With a resonant cavity made from wood, a “guzheng” has 16 or more strings and movable bridges. To pluck the strings, players often wear fingerpicks on one or both hands. Having emerged during the Warring States period (475-211 BCE), the instrument also became the model for some other Asian zithers. The fascinating ancient instrument has obviously not become obsolete in any way – it is one of the most popular Chinese instruments today.

The first scheduled performer of the song “Liuyang River,” Emily Cipirani ’19.5, was unfortunately not able to attend the showcase. According to Jingchen Jiang ’18, one of the other players and organizers, Cipirani was the one who started the whole idea of bringing guzheng music to campus, as she owns one guzheng herself.

“Emily learned to play it from a Chinese teacher in Ohio, and is very passionate about it,” Jiang said. “We thought that many people might like it.”

Lyra Ding ’19, who started playing the “guzheng” at the age of six, carried out the following two pieces to great reception. The first one called “Han Gong Qiu Yue” is a very traditional song with an ancient melody and simplified techniques.

“I played it without the fingerpick because in that way I think it’s more similar to another instrument called guqin, which I also play,” she said.

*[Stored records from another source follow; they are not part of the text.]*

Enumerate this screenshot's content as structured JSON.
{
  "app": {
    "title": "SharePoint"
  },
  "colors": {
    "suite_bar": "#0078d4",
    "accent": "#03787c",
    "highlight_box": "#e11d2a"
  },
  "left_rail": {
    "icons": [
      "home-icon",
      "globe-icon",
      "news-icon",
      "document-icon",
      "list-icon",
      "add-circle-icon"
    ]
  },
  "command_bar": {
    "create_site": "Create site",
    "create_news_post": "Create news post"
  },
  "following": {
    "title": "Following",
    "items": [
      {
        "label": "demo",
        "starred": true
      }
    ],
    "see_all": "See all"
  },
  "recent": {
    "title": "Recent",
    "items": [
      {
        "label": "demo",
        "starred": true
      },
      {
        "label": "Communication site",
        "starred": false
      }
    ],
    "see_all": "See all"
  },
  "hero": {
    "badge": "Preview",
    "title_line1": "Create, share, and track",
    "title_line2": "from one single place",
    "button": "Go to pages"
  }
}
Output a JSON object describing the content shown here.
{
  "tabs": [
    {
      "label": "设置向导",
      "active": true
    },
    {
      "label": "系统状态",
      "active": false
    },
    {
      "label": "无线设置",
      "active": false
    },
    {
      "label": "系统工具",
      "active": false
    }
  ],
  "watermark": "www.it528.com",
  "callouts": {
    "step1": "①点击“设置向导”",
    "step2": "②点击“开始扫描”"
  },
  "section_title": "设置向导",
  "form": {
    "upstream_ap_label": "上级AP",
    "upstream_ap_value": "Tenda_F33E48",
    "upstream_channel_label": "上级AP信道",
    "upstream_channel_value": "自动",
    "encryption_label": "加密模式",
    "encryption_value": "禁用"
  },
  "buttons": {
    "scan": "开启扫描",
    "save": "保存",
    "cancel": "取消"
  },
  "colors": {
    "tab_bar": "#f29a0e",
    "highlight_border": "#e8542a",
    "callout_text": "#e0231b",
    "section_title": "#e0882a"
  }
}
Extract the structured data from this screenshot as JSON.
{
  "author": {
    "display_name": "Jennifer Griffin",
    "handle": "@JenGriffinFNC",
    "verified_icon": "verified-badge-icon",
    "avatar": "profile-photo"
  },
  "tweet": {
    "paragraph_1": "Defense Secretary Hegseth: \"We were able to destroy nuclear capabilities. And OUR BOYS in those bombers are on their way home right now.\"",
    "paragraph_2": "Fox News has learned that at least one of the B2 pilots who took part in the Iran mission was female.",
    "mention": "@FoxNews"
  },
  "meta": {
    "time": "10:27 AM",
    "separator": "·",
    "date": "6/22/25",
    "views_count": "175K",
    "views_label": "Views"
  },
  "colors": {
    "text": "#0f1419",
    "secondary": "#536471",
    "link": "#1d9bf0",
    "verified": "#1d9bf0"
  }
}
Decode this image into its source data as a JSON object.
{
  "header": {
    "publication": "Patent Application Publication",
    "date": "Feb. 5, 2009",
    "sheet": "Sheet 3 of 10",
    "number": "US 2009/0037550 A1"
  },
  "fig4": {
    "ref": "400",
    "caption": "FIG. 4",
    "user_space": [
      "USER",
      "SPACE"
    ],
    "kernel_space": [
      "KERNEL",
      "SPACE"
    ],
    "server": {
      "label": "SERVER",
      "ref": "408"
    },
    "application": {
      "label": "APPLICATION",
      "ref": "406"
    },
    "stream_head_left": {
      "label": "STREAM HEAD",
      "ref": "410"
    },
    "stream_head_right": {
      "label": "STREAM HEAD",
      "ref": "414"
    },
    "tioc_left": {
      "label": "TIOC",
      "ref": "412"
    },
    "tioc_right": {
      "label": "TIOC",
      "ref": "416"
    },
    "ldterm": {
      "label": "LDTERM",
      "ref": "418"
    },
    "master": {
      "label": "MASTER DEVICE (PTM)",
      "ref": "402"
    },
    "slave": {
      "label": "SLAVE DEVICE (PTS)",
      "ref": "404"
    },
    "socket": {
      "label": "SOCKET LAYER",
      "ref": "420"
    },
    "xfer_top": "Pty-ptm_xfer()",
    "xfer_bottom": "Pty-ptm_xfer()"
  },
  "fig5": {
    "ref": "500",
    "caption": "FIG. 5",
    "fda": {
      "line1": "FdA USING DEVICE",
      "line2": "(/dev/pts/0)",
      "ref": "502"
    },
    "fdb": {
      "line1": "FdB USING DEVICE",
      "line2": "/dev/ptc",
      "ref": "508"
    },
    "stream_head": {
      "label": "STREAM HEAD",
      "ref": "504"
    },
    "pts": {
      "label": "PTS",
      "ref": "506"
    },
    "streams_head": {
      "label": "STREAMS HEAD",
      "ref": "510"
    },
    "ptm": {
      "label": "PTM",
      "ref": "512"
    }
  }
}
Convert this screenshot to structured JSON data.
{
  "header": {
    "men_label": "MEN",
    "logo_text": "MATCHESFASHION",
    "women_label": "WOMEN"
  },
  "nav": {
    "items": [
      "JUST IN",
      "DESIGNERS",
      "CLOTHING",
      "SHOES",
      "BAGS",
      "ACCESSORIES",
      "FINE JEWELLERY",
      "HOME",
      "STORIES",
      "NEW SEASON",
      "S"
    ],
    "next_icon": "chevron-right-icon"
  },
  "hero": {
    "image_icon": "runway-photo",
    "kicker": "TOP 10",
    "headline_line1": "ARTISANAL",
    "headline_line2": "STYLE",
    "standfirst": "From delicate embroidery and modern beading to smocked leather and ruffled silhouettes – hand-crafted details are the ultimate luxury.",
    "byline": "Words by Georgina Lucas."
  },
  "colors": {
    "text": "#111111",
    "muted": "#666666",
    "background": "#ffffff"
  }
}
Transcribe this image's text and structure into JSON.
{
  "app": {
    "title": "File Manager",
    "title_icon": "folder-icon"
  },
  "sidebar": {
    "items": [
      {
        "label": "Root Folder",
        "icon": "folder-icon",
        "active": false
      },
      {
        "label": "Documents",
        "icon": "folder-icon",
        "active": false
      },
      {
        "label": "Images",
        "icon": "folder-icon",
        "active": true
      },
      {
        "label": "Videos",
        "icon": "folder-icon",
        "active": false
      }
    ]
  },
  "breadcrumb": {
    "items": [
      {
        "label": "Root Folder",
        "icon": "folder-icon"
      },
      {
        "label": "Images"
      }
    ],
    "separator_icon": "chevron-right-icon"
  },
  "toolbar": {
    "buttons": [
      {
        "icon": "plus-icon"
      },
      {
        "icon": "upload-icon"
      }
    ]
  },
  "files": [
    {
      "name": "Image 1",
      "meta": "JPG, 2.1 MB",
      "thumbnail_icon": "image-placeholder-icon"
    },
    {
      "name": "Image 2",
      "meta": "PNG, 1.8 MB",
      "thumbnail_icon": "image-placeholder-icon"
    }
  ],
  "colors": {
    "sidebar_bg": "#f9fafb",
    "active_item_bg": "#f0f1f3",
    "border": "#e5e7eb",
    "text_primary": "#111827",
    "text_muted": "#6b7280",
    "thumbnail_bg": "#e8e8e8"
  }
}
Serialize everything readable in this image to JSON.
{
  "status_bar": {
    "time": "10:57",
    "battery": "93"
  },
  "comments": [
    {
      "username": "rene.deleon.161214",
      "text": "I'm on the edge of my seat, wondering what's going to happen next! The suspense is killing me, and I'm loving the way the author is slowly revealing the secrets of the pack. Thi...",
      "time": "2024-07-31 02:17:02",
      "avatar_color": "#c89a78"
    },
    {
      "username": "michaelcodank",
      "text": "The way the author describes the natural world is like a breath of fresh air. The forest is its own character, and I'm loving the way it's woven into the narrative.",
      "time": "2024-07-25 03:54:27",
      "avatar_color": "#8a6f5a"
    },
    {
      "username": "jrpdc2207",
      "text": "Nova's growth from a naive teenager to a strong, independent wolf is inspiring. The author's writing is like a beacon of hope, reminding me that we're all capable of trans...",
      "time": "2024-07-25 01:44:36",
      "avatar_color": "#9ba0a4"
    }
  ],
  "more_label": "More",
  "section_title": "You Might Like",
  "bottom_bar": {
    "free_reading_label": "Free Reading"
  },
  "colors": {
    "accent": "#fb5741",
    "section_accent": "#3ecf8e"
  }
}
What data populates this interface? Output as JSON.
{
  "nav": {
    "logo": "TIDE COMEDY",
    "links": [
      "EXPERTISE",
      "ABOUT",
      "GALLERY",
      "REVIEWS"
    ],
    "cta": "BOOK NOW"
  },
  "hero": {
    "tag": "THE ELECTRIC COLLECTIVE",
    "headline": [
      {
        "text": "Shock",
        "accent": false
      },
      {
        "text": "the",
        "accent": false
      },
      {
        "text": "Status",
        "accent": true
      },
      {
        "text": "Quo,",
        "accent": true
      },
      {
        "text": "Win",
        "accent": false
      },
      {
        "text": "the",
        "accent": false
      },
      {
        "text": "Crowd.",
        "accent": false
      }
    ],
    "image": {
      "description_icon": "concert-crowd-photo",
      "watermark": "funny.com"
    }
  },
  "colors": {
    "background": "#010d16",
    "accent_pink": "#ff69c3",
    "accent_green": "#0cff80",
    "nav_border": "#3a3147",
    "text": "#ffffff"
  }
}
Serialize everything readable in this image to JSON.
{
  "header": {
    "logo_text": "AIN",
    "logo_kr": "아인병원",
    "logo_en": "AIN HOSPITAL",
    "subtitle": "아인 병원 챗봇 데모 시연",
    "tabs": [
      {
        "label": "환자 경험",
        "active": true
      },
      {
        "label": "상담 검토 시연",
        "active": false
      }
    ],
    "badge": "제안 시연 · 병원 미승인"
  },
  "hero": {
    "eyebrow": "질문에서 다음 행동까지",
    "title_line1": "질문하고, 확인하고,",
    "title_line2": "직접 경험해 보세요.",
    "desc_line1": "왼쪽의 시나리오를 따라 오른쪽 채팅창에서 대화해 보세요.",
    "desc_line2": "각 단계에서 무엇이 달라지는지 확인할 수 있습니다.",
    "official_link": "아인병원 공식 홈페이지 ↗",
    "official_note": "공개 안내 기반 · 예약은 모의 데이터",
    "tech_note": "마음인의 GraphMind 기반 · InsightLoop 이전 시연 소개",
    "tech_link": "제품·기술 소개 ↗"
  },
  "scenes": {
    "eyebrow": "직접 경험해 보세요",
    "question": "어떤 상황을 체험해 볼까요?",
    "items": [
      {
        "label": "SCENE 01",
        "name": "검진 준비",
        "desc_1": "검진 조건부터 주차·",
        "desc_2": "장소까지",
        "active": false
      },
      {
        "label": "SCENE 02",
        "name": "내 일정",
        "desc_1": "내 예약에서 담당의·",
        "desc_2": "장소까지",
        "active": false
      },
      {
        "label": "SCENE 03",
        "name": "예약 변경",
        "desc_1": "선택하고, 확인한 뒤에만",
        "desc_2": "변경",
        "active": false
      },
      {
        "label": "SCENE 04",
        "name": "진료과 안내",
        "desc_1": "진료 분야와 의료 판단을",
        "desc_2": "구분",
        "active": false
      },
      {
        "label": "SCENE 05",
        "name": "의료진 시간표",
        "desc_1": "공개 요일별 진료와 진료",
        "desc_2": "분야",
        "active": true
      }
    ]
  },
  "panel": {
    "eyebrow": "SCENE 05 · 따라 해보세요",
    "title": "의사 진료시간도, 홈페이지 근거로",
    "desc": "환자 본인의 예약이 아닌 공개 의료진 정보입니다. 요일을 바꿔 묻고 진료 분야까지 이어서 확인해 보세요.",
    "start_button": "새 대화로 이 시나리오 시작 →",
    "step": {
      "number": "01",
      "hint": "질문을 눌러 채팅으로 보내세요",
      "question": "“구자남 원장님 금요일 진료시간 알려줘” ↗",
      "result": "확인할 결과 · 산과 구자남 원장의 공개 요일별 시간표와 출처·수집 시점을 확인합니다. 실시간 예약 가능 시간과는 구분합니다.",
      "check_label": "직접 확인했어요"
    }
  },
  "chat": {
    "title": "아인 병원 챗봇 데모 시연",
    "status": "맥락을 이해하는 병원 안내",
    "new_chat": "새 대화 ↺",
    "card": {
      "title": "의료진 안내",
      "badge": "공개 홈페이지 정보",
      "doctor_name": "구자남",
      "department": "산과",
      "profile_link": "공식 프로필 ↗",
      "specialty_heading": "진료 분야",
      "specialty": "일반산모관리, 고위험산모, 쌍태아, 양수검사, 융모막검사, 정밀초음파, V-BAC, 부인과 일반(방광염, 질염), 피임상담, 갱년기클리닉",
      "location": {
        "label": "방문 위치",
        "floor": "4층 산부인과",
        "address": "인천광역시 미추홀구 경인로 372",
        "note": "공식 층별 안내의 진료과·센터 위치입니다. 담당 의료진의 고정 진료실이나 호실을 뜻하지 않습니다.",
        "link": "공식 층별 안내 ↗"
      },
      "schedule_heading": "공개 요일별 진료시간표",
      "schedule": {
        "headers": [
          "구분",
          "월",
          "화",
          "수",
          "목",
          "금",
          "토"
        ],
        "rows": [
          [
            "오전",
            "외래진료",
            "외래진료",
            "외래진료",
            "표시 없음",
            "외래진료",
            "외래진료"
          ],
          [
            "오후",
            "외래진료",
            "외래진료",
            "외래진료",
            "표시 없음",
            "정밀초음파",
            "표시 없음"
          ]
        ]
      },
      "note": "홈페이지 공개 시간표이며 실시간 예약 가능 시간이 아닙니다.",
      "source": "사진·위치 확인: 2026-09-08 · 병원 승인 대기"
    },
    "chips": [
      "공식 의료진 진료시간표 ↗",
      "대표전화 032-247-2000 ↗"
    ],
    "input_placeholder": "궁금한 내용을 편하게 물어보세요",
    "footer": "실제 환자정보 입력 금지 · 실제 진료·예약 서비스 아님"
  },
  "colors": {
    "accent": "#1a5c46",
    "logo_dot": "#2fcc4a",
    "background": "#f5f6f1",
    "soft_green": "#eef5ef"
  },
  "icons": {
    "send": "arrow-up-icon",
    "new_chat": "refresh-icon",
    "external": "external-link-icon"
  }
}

Ding’s second piece, “Qin Sang Qu,” is a familiar one for her, and the song tells about a young girl parting from her loved ones. The nostalgia was, according to Ding, somewhat in accordance with the reality of being abroad and away from home.

The last piece, “Eternal Sorrow of Lin’an,” was performed by Jiang and Gloria Breck ’18. The unique composition is a concerto of “guzheng” and piano, and the flawless collaboration between pianist Breck and Jiang, who played the “guzheng,” made it the highlight of the showcase.

The piece was perhaps the most powerful one, telling a story about a national hero that was falsely accused by his country and executed. Lasting for more than 13 minutes, the performance shifted between absorbing solos of the guzheng and piano, and the even more captivating ensemble of the two culturally and fundamentally different musical instruments.

“The piece is probably one of the biggest guzheng performing pieces, and I wanted to challenge myself with the difficulty,” Jiang said.

This was not the first time that the two good friends collaborated on a musical piece. Jiang talked about their collaboration for the International Student Organization (ISO) show last November, for which they performed an excerpt of “Butterfly Lovers,” a very popular and more light-hearted piece.

“We felt that for a formal recital, we should have something more serious,” Jiang said. “We needed a piece that would truly convey and express the instrument, and one with more cultural foundation.”

The success of the recital has prompted Jiang to think about what types of guzheng pieces could be performed in the future, as the piece “Eternal Sorrow” was “a bit too heavy.”

“We weren’t sure about to what extent a very Chinese and folk piece like this one will be approachable for foreign audience members,” Jiang said.

The fact that many of the listeners were deeply moved by the music was encouraging.

“So we felt that maybe music really is something universal,” Jiang said. “People can all sense the emotions embedded in it.”

The team put a lot of effort into writing the recital program, hoping that the audience would gain sufficient historical and cultural context for understanding the music.

Jiang believes that these sorts of events should be promoted on campus.

“We have organizations like the Chinese society and ASIA [Asian Students in Action], but people seem to be more interested in talking about politics and social issues,” Jiang said. “I think there should be more things focused on the cultural aspects.”

Now that the college owns a “guzheng” and many people are interested in it, future activities devoted to the instrument are guaranteed.

“The Music Department professors are very excited about this,” Ding said. “They kept asking us if we could do a demo or even a class for them, so that they can understand this instrument.”

Jiang also hopes that students will join, likely through a student-hosted J-term workshop next year.